A fascinating footnote: while the northern “ooze-outs” are weakening, a tiny lava island popped up just offshore of them last night, and it is itself oozing lava:
Today’s summit collapse occurred at 7:06pm HST, with the energy equivalent of a 5.3 earthquake, as usual. HVO is setting up a new livestream from Volcano House, but it’s not fully operational yet, so we made do with the ailing HVO webcam today (video clip).
Kīlauea Message Fri, 13 Jul 2018 21:53:34 HST: Following the 19:08 HST summit collapse explosion today there was an increase in activity from fissure 8 resulting in channel overflows on the south side of the flow near the vent.
Also, we’ve got a new view of ever-expanding Halema’uma’u Crater in Kilauea’s summit caldera this morning:
I couldn’t find a comparable aerial photo with the observatory and Jaggar in shot, but this 2009 photo of Halema’uma’u is facing in approximately the same direction. (Look for Crater Rim Rd behind the crater on the left, and note the parking lot obscured by the lava lake’s plume in 2009— lava lake, parking lot, and part of that road collapsed into the crater in June.)
News media have finally gotten wind of Civil Beat’slivestream. Some have gotten the homeowner’s permission to film broadcasts on the same porch, so you may hear them if you tune in. At other times, the homeowners or friends they’ve let use the house stop by. It’s surreal yet oddly comforting to hear the homey noises of people, a pet parkeet (?), and wild chickens outside while towering, terrifying yet magnificent lava fountains boom and chuff.
As for the big picture, we’re starting to settle into a routine with Kilauea’s ongoing double eruption:
We don’t know if crater has ejected more “ballistics” (flying rocks) since USGS scientists aren’t risking personnel by entering the possible “flying rocks” zone. Right now they’re working from a temporary base of operations in Hilo.
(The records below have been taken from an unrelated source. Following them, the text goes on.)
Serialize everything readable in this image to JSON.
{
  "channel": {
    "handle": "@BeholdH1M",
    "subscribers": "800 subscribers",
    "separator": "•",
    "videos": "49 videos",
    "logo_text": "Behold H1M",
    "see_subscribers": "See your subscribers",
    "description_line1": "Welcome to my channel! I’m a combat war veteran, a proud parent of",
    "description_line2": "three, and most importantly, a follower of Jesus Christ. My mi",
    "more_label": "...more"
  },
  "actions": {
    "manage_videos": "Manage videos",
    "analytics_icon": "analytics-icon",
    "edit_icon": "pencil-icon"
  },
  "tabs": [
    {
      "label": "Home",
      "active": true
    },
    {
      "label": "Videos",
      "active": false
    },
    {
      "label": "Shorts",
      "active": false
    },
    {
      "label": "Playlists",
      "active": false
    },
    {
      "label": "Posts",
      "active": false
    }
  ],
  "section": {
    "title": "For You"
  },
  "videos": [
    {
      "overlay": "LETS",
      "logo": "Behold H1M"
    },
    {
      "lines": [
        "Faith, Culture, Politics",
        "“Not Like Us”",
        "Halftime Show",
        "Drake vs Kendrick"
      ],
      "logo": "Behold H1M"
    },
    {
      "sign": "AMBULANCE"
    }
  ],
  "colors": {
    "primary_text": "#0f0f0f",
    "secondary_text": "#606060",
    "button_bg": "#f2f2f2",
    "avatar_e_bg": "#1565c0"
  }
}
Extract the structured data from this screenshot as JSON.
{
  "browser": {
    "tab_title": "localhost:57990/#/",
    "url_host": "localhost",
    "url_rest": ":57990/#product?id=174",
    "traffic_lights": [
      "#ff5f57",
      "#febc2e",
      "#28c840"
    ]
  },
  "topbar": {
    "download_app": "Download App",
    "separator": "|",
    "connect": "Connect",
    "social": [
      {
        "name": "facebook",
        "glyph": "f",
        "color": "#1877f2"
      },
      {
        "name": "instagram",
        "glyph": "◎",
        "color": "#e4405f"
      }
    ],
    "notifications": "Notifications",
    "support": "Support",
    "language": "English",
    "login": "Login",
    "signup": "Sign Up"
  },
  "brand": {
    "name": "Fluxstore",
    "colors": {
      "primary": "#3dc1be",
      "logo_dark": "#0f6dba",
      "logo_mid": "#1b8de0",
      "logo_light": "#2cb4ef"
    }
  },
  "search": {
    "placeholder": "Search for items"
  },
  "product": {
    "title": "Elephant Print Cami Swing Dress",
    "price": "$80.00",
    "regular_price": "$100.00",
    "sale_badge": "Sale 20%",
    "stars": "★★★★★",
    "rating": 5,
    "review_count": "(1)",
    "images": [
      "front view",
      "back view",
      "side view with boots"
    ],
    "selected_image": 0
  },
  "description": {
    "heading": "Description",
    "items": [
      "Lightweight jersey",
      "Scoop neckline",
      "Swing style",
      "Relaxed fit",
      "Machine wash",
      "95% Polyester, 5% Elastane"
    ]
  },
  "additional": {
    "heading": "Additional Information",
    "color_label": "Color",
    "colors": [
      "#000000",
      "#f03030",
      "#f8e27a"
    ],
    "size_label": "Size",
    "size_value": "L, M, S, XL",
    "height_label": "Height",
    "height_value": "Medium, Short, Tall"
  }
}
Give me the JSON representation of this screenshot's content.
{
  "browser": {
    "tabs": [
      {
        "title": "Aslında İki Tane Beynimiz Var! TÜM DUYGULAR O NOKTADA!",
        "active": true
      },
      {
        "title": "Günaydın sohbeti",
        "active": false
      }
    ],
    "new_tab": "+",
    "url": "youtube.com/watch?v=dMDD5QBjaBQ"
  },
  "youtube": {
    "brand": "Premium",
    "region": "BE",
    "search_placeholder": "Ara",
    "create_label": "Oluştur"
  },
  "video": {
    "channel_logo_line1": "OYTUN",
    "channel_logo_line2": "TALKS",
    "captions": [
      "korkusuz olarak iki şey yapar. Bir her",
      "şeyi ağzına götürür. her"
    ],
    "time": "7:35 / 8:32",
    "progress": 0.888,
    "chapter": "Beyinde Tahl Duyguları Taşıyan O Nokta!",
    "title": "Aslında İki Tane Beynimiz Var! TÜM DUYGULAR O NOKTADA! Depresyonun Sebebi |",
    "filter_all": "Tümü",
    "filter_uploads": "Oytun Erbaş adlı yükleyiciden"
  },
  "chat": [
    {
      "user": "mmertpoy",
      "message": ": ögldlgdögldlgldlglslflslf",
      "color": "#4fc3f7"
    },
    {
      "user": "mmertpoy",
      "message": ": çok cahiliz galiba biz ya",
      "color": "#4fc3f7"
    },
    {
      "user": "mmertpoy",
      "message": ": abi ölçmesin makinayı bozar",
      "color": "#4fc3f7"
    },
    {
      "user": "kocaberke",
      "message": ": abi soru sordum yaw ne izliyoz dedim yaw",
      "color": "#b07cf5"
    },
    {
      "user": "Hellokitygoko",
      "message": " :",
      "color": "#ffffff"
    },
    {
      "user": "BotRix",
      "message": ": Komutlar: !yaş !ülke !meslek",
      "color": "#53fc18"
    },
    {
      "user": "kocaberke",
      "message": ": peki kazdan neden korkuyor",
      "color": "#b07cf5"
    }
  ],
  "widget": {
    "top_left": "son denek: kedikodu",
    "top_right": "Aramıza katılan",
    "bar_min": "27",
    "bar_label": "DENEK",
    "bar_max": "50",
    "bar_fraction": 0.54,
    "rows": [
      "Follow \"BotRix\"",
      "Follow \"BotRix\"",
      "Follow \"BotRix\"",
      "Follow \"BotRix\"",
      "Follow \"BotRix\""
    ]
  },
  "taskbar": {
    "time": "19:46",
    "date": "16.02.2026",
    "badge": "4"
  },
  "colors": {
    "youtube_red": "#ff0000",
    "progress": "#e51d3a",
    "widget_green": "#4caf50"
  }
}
Hawaii Volcanoes National Park remains closed, not only to keep public out of range of flying rocks, but because of earthquake damage to trails and some park structures. These need to be assessed/repaired.
Park Rangers have set up in Hilo Bayfront to educate public about this historic eruption.
Oh look, another hazard from lava entering ocean: WATERSPOUTS.
And even when fissures don’t spout lava, they can still be dangerous:
Mick Kalber’s daily helicopter flyover includes some intense views of the rivers of lava heading into the ocean, and the big complex of fountains— 20? 22? we’re starting to lose track— that have dominated the Lava Livestream With Rooster for the last several days.
The USGS thermal scan is very informative, too: an infrared satellite detects heat sources (the whiter the image, the hotter it is), and USGS then overlays it on a daylight satellite image of same area. Result, accurate map of where the main flows are, even when they crust over so the lava inside is hidden:
Below the cut: a digest of the day’s eruption news, USGS updates (summarized), and striking social media images and video clips like this:
There’s two lava livestreams on Youtube this morning, same location, Honolulu CivilBeat mostly focusing on Fissure 20, ~1000 yards away. WXchasing moving camera more often [ETA: WX stream now archived]. HCB said Fissure 17 (3/5 a mile away) has built up a cinder cone 300 feet tall.
Last night, Fissure 20’s lava flow crossed Highway 137 and reached the ocean at 11PM, leaving some Puna residents with one escape route. Filed under “things I didn’t know,” Civil Defense warns of “Laze,” a spray of hot steam, hydrochloric acid, and “fine glass particles” when lava hits seawater.
Also filed under “things I didn’t know”: “Methane gas, produced as lava buries vegetation, can migrate in subsurface voids and explode when heated.” (USGS)